#### Requirement:
Below are the records; work out how many lines among them contain "author", and write nothing besides that number.

Dataset rows for apps and sites
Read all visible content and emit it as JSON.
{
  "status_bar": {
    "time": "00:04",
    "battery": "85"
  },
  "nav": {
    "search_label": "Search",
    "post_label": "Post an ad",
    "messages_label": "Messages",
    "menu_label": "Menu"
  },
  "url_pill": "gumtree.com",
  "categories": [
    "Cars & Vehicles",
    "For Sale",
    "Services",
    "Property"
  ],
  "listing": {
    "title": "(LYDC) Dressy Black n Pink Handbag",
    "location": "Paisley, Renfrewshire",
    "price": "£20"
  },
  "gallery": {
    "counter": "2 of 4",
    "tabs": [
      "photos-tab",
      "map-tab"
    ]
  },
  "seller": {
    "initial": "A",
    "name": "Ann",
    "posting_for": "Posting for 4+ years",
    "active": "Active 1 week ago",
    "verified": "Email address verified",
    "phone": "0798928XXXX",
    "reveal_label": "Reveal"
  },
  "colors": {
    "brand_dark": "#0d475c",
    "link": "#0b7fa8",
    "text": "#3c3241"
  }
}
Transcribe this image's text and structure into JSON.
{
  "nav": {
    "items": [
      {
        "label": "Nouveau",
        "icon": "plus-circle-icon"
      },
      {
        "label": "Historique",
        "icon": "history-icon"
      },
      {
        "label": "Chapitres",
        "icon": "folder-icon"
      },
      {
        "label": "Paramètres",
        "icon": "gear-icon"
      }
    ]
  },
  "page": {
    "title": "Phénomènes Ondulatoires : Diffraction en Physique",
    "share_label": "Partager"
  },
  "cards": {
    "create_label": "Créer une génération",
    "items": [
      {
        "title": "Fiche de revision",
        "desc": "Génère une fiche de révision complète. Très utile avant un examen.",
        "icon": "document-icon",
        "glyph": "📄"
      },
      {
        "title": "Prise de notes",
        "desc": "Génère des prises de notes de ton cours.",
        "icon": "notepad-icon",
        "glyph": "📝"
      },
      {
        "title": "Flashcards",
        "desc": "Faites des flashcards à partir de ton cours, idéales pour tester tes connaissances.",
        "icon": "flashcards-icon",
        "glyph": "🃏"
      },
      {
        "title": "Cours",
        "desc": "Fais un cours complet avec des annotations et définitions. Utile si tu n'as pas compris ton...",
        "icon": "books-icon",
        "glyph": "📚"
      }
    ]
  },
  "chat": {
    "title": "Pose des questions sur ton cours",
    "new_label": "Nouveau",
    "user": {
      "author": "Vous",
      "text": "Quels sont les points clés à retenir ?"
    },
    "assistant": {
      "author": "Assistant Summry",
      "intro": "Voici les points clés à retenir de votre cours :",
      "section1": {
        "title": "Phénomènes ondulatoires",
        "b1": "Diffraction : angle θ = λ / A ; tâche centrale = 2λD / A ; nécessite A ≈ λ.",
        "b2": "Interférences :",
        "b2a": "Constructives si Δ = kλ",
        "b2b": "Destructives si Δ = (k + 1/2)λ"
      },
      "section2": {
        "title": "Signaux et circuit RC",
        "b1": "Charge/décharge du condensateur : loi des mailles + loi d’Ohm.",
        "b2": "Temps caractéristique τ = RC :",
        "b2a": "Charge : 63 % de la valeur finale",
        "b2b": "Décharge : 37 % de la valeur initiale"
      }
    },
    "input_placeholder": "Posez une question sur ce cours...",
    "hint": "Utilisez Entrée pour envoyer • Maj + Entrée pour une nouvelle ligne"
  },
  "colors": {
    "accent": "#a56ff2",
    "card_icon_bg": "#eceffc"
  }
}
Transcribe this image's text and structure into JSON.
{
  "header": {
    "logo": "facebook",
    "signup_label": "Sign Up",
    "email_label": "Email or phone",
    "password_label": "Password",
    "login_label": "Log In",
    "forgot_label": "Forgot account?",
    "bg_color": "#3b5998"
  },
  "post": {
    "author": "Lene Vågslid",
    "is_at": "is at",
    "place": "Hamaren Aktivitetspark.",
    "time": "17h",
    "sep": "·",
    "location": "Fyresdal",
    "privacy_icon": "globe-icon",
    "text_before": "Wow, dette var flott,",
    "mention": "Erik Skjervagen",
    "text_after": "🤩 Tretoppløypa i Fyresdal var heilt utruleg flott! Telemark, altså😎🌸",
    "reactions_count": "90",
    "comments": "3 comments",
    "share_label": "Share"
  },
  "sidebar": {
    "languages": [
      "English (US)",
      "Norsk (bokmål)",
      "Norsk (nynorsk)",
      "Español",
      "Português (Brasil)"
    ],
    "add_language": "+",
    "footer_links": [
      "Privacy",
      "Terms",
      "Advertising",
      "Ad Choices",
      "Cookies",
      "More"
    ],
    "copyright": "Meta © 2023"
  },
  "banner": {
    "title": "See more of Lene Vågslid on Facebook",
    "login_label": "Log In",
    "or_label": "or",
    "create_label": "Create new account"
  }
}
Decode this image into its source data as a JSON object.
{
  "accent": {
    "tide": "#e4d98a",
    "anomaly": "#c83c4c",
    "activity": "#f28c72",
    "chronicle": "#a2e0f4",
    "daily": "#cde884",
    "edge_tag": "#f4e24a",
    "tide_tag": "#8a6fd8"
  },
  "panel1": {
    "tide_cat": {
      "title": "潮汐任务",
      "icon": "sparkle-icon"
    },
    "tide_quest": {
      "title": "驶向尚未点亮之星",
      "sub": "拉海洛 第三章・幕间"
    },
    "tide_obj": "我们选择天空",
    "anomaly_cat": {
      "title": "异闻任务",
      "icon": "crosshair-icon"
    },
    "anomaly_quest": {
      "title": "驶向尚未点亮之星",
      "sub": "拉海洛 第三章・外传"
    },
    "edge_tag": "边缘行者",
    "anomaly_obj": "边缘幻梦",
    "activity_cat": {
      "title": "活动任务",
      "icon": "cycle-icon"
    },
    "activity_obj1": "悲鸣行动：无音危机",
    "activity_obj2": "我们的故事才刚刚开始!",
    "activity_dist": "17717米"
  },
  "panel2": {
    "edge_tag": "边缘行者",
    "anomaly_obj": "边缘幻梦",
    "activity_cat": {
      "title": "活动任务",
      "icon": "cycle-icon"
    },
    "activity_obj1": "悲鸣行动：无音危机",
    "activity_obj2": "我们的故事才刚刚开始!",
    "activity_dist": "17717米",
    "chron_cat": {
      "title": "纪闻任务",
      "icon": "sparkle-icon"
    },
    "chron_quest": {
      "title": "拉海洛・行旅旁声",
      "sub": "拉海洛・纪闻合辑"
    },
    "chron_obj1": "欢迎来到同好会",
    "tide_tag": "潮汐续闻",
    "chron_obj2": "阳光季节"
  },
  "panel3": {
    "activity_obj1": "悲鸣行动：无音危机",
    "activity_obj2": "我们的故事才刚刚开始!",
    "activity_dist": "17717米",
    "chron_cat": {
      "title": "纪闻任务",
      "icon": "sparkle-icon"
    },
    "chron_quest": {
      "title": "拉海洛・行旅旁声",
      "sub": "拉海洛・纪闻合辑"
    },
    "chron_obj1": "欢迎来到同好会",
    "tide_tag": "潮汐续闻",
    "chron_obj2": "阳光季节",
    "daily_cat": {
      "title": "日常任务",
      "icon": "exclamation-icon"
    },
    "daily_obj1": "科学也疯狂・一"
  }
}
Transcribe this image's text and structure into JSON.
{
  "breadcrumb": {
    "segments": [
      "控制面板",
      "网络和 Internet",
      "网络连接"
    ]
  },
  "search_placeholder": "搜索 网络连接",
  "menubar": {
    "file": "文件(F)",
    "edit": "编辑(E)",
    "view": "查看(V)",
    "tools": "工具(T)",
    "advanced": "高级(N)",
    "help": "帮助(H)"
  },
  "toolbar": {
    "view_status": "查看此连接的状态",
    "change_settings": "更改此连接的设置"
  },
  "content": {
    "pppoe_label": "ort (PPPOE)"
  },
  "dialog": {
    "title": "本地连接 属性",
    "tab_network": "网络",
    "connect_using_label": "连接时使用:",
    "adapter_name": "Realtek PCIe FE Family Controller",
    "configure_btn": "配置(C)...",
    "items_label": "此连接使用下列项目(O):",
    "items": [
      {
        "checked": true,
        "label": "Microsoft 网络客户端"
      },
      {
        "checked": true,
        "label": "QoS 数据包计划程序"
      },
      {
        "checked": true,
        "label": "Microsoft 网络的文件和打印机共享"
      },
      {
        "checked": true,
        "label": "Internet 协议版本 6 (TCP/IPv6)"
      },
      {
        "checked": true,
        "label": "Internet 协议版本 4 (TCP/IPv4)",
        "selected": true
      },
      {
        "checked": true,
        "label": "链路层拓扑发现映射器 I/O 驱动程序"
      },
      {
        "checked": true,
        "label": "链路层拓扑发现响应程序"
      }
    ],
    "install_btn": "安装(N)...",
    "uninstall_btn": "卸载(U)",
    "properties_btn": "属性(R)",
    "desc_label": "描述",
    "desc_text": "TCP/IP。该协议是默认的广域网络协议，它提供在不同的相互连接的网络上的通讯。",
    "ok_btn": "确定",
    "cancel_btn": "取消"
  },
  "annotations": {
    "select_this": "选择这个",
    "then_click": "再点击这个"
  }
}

#### Exercise response:
3